Immigration Charge Against Mercedez-Benz Executive Dropped by Alabama City
Authorities from the city of Tuscaloosa in Alabama said that the immigration charge against a Mercedez-Benz executive who traveled to Alabama from Germany on a business trip and found himself trapped in the web of the immigration laws of the state have been dismissed.
The Mercedez-Benz executive was arrested after a police officer caught him driving without the identification required by the law.
Although the man had been arrested by the Tuscaloosa police last week for failing to show proper citizenship papers while driving a rental car in the city, Tim Nunnally, the city attorney, said in an email that the charge has been dismissed after the executive later showed a municipal court his documents.
The man was identified by the police as 46-year old Detlev Hager. The company said that he was in the state on business but declined further comment on the subject.

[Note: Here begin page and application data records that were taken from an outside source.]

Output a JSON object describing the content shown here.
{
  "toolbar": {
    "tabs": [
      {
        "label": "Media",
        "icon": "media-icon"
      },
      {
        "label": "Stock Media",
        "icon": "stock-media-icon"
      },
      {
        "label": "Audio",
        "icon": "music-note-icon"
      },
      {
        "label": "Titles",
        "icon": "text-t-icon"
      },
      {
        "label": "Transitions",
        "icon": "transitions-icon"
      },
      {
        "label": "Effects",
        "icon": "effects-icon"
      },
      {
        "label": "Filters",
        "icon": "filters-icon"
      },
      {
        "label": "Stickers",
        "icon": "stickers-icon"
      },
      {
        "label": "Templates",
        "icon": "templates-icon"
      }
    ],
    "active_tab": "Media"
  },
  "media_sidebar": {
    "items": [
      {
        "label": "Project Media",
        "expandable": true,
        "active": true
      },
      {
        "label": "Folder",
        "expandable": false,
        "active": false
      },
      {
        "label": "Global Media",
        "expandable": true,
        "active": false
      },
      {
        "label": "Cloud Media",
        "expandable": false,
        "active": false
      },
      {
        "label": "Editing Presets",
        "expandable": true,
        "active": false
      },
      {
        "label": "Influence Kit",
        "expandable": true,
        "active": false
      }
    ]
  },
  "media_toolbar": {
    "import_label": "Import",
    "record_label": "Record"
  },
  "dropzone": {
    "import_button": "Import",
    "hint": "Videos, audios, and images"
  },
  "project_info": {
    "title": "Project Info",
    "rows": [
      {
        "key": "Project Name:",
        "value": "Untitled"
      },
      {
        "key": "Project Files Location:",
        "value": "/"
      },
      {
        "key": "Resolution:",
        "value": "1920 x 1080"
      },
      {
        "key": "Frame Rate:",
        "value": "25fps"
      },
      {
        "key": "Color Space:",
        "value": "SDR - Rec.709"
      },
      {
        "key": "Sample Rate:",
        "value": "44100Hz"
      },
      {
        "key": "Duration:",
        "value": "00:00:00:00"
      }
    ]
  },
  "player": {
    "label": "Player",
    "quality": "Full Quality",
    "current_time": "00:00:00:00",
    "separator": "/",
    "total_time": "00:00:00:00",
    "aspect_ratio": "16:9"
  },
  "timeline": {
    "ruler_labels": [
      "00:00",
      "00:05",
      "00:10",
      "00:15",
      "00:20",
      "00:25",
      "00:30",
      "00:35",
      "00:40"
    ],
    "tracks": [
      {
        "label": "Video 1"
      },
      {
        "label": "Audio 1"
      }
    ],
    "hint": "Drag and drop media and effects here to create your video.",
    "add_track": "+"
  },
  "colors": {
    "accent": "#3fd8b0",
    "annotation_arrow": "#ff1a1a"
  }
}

The arrest gained a huge interest because the German automaker is one of Alabama’s leading employers, and its decision to construct its first U.S. assembly plant in the state in 1993 started the trend that ultimately led to Alabama’s large automotive industry, which now includes foreign car manufacturers such as Hyundai, Honda and Toyota.
Republicans who supported the immigration measure said that the law will help generate jobs for legal residents of Alabama by driving away illegal or undocumented immigrants. However, some business leaders and critics of the law said that similar arrests could affect economic development in Alabama by making it a less-attractive site for foreign businesses.
A newspaper based in Missouri cited in an editorial the arrest of the executive in urging Mercedes to leave Alabama and move to Missouri. It said, “Our state has many advantages over Alabama. We are the Show-Me State, not the `Show me your papers’ state.”